I would like every entry below written out exactly.
#### Source information ####
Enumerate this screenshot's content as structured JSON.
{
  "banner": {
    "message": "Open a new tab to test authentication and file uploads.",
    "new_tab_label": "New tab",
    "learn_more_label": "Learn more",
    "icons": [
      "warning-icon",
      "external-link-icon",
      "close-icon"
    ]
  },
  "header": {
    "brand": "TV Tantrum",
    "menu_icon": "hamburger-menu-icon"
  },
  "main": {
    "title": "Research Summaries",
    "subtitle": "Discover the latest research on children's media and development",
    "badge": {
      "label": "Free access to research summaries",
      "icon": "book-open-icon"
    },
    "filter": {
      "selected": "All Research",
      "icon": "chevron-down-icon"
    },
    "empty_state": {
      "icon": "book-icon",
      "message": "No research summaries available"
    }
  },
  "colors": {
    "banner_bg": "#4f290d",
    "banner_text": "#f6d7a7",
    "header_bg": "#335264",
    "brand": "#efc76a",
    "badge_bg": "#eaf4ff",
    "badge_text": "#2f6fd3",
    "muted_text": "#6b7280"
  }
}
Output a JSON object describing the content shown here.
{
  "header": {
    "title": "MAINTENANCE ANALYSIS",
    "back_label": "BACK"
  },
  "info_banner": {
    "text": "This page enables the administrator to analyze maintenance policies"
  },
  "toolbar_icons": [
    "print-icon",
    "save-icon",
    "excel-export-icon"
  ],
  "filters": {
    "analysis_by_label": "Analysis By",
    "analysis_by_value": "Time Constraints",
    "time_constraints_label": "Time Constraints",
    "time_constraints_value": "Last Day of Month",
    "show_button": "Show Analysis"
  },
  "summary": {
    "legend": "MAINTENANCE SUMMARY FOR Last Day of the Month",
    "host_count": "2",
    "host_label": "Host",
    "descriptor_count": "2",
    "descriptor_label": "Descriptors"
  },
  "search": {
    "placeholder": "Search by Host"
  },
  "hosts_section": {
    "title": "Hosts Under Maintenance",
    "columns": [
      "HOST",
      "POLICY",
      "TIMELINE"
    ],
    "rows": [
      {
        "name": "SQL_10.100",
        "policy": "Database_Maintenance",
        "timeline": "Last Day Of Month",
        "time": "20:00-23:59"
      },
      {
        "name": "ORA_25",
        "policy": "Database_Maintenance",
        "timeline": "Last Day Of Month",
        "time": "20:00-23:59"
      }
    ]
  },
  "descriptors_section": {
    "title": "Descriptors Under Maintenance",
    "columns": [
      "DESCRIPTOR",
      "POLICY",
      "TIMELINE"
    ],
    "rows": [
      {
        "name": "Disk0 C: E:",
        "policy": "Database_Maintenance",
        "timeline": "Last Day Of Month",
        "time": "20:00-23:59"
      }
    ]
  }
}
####
Your response>
Enumerate this screenshot's content as structured JSON.
{
  "banner": {
    "message": "Open a new tab to test authentication and file uploads.",
    "new_tab_label": "New tab",
    "learn_more_label": "Learn more",
    "icons": [
      "warning-icon",
      "external-link-icon",
      "close-icon"
    ]
  },
  "header": {
    "brand": "TV Tantrum",
    "menu_icon": "hamburger-menu-icon"
  },
  "main": {
    "title": "Research Summaries",
    "subtitle": "Discover the latest research on children's media and development",
    "badge": {
      "label": "Free access to research summaries",
      "icon": "book-open-icon"
    },
    "filter": {
      "selected": "All Research",
      "icon": "chevron-down-icon"
    },
    "empty_state": {
      "icon": "book-icon",
      "message": "No research summaries available"
    }
  },
  "colors": {
    "banner_bg": "#4f290d",
    "banner_text": "#f6d7a7",
    "header_bg": "#335264",
    "brand": "#efc76a",
    "badge_bg": "#eaf4ff",
    "badge_text": "#2f6fd3",
    "muted_text": "#6b7280"
  }
}
Output a JSON object describing the content shown here.
{
  "header": {
    "title": "MAINTENANCE ANALYSIS",
    "back_label": "BACK"
  },
  "info_banner": {
    "text": "This page enables the administrator to analyze maintenance policies"
  },
  "toolbar_icons": [
    "print-icon",
    "save-icon",
    "excel-export-icon"
  ],
  "filters": {
    "analysis_by_label": "Analysis By",
    "analysis_by_value": "Time Constraints",
    "time_constraints_label": "Time Constraints",
    "time_constraints_value": "Last Day of Month",
    "show_button": "Show Analysis"
  },
  "summary": {
    "legend": "MAINTENANCE SUMMARY FOR Last Day of the Month",
    "host_count": "2",
    "host_label": "Host",
    "descriptor_count": "2",
    "descriptor_label": "Descriptors"
  },
  "search": {
    "placeholder": "Search by Host"
  },
  "hosts_section": {
    "title": "Hosts Under Maintenance",
    "columns": [
      "HOST",
      "POLICY",
      "TIMELINE"
    ],
    "rows": [
      {
        "name": "SQL_10.100",
        "policy": "Database_Maintenance",
        "timeline": "Last Day Of Month",
        "time": "20:00-23:59"
      },
      {
        "name": "ORA_25",
        "policy": "Database_Maintenance",
        "timeline": "Last Day Of Month",
        "time": "20:00-23:59"
      }
    ]
  },
  "descriptors_section": {
    "title": "Descriptors Under Maintenance",
    "columns": [
      "DESCRIPTOR",
      "POLICY",
      "TIMELINE"
    ],
    "rows": [
      {
        "name": "Disk0 C: E:",
        "policy": "Database_Maintenance",
        "timeline": "Last Day Of Month",
        "time": "20:00-23:59"
      }
    ]
  }
}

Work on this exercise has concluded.